Please restate the records that follow exactly, skipping their images.
=== Entries provided ===
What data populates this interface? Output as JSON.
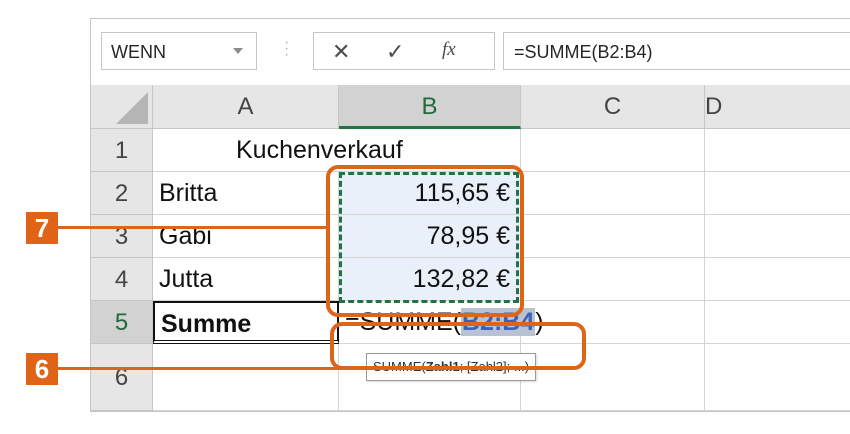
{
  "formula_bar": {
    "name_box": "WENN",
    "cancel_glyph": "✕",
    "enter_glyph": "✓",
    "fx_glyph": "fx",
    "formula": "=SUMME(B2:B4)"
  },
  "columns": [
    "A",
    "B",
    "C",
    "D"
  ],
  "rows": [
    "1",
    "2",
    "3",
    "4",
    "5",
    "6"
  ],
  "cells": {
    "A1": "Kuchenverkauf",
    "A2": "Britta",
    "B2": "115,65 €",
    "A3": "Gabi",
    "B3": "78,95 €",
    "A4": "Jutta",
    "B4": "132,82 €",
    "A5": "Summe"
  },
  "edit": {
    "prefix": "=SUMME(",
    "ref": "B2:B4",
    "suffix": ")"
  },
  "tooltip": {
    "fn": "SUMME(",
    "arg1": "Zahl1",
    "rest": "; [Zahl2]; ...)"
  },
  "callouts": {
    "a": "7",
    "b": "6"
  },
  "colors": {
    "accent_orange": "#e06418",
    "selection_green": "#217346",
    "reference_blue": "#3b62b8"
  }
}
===
*Final answer*:
What data populates this interface? Output as JSON.
{
  "formula_bar": {
    "name_box": "WENN",
    "cancel_glyph": "✕",
    "enter_glyph": "✓",
    "fx_glyph": "fx",
    "formula": "=SUMME(B2:B4)"
  },
  "columns": [
    "A",
    "B",
    "C",
    "D"
  ],
  "rows": [
    "1",
    "2",
    "3",
    "4",
    "5",
    "6"
  ],
  "cells": {
    "A1": "Kuchenverkauf",
    "A2": "Britta",
    "B2": "115,65 €",
    "A3": "Gabi",
    "B3": "78,95 €",
    "A4": "Jutta",
    "B4": "132,82 €",
    "A5": "Summe"
  },
  "edit": {
    "prefix": "=SUMME(",
    "ref": "B2:B4",
    "suffix": ")"
  },
  "tooltip": {
    "fn": "SUMME(",
    "arg1": "Zahl1",
    "rest": "; [Zahl2]; ...)"
  },
  "callouts": {
    "a": "7",
    "b": "6"
  },
  "colors": {
    "accent_orange": "#e06418",
    "selection_green": "#217346",
    "reference_blue": "#3b62b8"
  }
}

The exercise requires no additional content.